[TASK DIRECTIONS]
In the listing below, find each line that holds the string "move" and copy it.

◆ ◆ ◆ ◆ ◆

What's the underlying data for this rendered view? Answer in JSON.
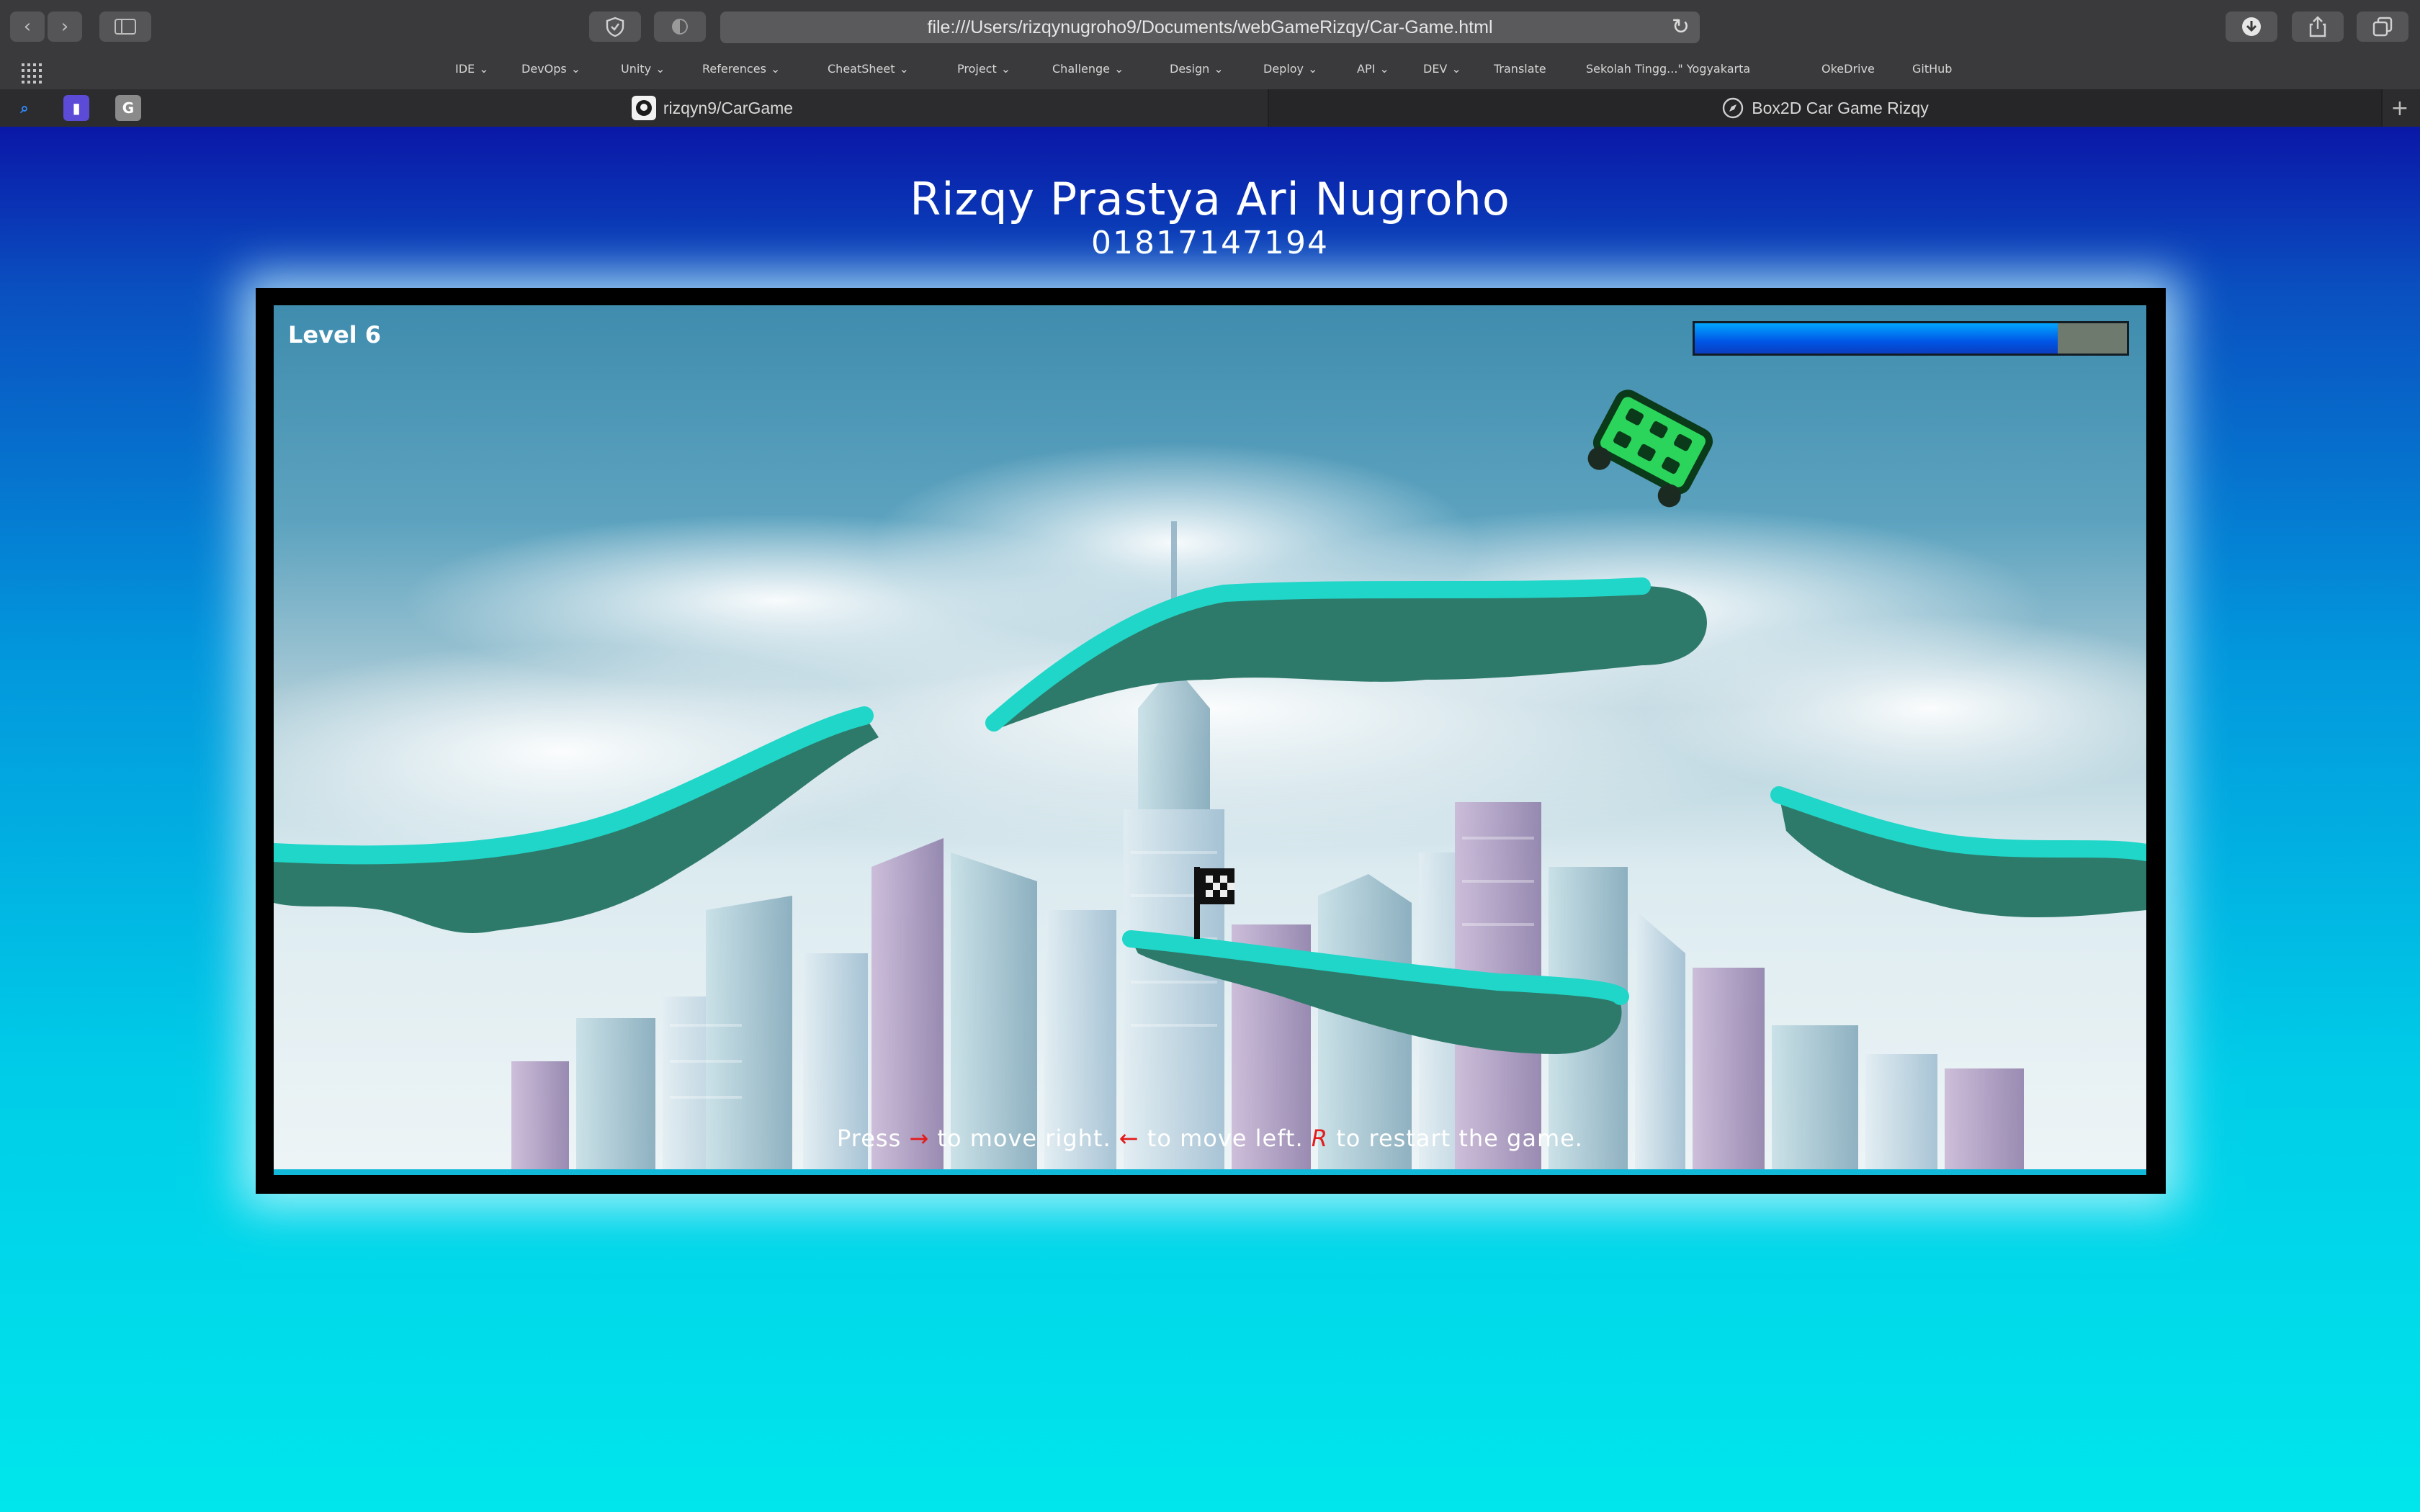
{
  "browser": {
    "url": "file:///Users/rizqynugroho9/Documents/webGameRizqy/Car-Game.html",
    "bookmarks": [
      {
        "label": "IDE",
        "menu": true
      },
      {
        "label": "DevOps",
        "menu": true
      },
      {
        "label": "Unity",
        "menu": true
      },
      {
        "label": "References",
        "menu": true
      },
      {
        "label": "CheatSheet",
        "menu": true
      },
      {
        "label": "Project",
        "menu": true
      },
      {
        "label": "Challenge",
        "menu": true
      },
      {
        "label": "Design",
        "menu": true
      },
      {
        "label": "Deploy",
        "menu": true
      },
      {
        "label": "API",
        "menu": true
      },
      {
        "label": "DEV",
        "menu": true
      },
      {
        "label": "Translate",
        "menu": false
      },
      {
        "label": "Sekolah Tingg...\" Yogyakarta",
        "menu": false
      },
      {
        "label": "OkeDrive",
        "menu": false
      },
      {
        "label": "GitHub",
        "menu": false
      }
    ],
    "tabs": [
      {
        "label": "rizqyn9/CarGame",
        "icon": "github-icon"
      },
      {
        "label": "Box2D Car Game Rizqy",
        "icon": "compass-icon"
      }
    ]
  },
  "page": {
    "title": "Rizqy Prastya Ari Nugroho",
    "subtitle": "01817147194"
  },
  "game": {
    "level_label": "Level 6",
    "health_fraction": 0.84,
    "instructions": {
      "press": "Press",
      "right_key": "→",
      "right_text": "to move right.",
      "left_key": "←",
      "left_text": "to move left.",
      "restart_key": "R",
      "restart_text": "to restart the game."
    }
  },
  "colors": {
    "health_bar": "#0a6cf0",
    "platform_top": "#1fd6c8",
    "platform_body": "#2e7a6a",
    "car": "#2bd45a",
    "key_highlight": "#e41b1b"
  }
}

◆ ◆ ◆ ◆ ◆

[RESPONSE BOX]
      "right_text": "to move right.",
      "left_text": "to move left.",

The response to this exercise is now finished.